'Inclusion is a process of identifying, understanding and breaking down barriers to participation and belonging.'
Early Childhood Forum (2003)
All settings and schools have a duty to promote health under government strategy 'Healthy lives, brighter futures'; children with complex health needs are often excluded from access to mainstream schools and settings.
While there is no agreed definition of complex health needs, this category would normally include babies and children who have needs in one or more developmental area.
They might also:
- have continuing health needs, frequent illnesses, home nursing needs, etc
- be dependent on technological support (such as oxygen or assisted feeding), and

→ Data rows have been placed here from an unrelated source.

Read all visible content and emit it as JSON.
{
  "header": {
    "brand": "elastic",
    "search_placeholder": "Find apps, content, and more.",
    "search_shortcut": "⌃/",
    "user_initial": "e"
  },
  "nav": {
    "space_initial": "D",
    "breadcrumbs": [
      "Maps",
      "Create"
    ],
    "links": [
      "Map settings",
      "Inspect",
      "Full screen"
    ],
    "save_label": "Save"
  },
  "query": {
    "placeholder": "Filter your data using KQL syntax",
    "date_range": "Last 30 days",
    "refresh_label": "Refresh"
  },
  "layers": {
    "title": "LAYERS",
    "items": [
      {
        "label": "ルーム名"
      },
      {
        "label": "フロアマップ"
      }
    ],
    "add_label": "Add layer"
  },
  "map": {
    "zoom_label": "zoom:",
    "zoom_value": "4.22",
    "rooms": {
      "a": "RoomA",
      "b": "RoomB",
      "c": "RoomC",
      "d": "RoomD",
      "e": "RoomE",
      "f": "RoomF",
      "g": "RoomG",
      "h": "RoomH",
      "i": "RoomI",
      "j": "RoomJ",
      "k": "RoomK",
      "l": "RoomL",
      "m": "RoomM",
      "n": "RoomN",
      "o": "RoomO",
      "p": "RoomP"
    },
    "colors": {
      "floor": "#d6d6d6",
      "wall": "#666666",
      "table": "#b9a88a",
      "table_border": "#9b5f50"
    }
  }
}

- have an uncertain or short life expectancy.
Examples of the care or health needs of children in this category might include a child with a tracheostomy who requires regular airway suctioning during the day, or a child who requires a gastronomy or tube feed at mealtimes.
To support individual children, each school and early years setting should have in place a policy and protocols on meeting complex health needs.
The process of designing and implementing a policy will help to identify training needs and sources of specialist support and advice. The policy can stand alone or be part of existing special needs or inclusion policy. It should address fears and anxieties and demonstrate commitment to positively promoting inclusive practice for all children.
The policy should give understanding of the responsibilities of staff and clarify for parents and children what they can expect. It may require time to plan and make adjustments for individual children, or to put into place arrangements.
It is important that early years workers feel part of the wider team of professional carers.
Mary Dickins is an early years consultant (All Together Consultancy/London Met. University)